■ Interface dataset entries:
◆ ◆ ◆ ◆ ◆
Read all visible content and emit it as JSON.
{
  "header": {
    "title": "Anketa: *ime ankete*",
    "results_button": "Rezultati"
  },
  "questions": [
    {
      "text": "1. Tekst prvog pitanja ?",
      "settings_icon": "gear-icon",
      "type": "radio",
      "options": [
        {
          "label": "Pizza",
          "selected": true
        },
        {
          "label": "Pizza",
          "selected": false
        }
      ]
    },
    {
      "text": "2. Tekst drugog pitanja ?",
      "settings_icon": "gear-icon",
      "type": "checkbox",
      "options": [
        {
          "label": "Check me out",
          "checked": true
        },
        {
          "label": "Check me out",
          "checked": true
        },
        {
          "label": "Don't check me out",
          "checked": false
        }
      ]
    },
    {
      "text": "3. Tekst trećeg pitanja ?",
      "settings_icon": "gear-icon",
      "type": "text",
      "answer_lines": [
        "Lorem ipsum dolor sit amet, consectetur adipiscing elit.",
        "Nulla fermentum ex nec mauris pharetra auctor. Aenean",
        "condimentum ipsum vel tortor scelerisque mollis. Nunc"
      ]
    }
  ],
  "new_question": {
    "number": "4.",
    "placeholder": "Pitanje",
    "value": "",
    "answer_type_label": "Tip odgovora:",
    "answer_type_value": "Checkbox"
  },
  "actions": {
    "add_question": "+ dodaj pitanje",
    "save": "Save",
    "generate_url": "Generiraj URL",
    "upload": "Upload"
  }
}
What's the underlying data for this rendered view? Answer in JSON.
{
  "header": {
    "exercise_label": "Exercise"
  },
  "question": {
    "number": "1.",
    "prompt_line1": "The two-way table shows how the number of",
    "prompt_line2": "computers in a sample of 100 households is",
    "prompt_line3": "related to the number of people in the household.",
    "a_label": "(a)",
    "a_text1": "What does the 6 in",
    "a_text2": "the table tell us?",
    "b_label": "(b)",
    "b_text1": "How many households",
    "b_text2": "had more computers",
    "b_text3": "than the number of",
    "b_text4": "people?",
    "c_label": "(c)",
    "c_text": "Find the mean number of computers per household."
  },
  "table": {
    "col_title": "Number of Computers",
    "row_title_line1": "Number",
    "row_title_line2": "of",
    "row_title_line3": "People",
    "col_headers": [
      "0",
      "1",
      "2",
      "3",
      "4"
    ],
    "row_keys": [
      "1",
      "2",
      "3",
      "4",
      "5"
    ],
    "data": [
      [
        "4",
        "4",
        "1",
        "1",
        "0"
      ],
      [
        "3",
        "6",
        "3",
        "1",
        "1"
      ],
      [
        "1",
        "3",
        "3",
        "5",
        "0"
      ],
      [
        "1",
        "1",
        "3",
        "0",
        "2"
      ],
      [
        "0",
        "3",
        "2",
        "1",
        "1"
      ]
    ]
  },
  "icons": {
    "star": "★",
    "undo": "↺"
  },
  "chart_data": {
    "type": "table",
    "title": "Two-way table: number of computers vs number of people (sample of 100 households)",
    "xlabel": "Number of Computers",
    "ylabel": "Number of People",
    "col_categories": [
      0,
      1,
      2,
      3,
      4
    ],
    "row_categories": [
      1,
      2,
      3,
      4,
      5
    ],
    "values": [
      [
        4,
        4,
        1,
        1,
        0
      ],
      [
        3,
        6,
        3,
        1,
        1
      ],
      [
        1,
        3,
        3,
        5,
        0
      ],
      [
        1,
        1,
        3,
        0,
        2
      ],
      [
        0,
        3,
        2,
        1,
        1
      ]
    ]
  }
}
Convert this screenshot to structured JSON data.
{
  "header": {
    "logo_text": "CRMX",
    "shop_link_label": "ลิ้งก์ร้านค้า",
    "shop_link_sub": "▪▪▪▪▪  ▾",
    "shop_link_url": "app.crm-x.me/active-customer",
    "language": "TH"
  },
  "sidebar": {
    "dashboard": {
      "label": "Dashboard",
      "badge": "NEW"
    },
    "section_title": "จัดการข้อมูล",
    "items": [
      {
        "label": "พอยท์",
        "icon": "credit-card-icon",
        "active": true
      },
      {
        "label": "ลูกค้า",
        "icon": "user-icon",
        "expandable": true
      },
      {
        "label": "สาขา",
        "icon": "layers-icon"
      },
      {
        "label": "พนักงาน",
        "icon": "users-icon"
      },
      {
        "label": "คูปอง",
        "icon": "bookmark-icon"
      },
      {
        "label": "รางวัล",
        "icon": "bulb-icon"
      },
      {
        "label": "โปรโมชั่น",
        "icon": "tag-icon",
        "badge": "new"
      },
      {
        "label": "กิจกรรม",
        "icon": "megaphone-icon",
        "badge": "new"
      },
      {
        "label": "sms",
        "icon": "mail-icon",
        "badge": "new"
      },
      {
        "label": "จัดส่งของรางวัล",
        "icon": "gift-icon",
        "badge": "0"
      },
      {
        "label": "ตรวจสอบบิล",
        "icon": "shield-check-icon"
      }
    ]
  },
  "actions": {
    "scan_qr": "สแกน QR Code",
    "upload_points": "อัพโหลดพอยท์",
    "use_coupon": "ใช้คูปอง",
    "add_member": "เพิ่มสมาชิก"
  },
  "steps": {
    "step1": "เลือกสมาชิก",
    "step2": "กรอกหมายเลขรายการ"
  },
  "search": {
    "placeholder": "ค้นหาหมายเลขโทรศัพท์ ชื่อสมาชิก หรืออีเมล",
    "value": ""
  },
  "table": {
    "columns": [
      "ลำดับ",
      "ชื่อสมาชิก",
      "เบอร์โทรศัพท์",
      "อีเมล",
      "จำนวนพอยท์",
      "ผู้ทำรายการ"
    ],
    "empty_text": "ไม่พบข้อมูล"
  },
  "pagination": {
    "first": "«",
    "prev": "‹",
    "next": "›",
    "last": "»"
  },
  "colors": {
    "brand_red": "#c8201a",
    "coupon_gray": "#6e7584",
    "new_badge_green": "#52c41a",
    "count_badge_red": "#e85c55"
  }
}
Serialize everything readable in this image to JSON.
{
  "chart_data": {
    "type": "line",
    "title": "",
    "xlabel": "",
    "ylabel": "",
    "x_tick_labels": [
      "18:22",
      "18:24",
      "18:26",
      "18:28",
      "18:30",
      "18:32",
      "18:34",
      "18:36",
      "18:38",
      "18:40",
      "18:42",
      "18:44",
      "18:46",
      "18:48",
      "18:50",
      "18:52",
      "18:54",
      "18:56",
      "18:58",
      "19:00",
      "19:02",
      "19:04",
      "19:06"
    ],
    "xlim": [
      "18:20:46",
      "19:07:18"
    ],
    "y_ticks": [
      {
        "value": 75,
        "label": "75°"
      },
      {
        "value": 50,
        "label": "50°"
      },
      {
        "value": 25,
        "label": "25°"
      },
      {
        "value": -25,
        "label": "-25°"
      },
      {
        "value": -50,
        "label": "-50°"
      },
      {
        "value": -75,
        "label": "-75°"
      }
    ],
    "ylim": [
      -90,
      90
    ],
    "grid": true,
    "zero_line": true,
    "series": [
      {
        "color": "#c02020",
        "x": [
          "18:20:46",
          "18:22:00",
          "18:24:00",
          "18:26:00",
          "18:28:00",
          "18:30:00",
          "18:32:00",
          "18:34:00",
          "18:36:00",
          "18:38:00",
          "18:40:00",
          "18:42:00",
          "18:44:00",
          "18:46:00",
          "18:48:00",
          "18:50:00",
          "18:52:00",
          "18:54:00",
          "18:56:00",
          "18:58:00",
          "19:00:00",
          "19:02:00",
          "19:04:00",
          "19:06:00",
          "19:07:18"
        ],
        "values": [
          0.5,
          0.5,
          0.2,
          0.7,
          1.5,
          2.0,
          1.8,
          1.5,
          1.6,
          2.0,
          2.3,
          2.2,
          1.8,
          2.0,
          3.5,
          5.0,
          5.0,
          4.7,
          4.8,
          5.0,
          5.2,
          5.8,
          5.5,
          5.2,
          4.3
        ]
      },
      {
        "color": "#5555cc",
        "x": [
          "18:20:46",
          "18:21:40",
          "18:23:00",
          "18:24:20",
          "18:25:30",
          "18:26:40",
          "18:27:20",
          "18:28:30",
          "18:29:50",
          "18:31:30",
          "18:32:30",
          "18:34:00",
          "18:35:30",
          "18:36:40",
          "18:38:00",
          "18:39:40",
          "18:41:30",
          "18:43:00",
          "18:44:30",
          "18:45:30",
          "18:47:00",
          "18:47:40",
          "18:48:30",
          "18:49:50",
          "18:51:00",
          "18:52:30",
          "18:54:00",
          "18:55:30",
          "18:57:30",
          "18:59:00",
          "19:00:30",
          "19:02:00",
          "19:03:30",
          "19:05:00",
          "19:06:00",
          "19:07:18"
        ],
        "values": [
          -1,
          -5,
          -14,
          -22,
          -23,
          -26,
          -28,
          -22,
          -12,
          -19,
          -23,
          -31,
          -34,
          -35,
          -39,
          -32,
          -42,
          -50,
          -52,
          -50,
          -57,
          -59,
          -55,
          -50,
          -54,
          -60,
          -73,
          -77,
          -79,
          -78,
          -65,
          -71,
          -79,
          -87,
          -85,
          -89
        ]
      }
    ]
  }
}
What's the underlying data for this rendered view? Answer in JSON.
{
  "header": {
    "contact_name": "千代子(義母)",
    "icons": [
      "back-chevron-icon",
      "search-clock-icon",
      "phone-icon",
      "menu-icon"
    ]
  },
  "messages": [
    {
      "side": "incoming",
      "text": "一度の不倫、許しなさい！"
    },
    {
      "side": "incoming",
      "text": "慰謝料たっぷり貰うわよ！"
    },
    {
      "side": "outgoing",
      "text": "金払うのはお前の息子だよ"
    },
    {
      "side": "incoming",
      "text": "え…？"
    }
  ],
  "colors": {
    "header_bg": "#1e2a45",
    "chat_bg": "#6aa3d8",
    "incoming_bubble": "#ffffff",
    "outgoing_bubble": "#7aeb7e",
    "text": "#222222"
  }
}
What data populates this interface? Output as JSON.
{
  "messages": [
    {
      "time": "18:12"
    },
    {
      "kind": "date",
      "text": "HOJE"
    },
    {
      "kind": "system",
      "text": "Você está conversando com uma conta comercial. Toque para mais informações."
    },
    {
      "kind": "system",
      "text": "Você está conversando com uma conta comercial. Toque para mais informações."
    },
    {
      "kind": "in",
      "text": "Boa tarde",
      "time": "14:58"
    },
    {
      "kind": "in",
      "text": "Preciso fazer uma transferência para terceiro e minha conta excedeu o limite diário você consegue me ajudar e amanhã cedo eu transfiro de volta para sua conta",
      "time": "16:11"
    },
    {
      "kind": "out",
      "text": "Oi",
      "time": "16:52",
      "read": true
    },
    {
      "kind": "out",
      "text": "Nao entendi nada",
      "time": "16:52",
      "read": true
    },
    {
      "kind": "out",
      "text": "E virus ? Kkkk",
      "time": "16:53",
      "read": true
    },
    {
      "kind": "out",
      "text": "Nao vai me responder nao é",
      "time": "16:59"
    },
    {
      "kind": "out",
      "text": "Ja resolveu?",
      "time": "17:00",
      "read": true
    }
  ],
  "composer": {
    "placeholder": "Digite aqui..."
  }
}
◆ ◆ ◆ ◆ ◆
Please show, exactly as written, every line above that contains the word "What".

What's the underlying data for this rendered view? Answer in JSON.
    "a_text1": "What does the 6 in",
What's the underlying data for this rendered view? Answer in JSON.
What data populates this interface? Output as JSON.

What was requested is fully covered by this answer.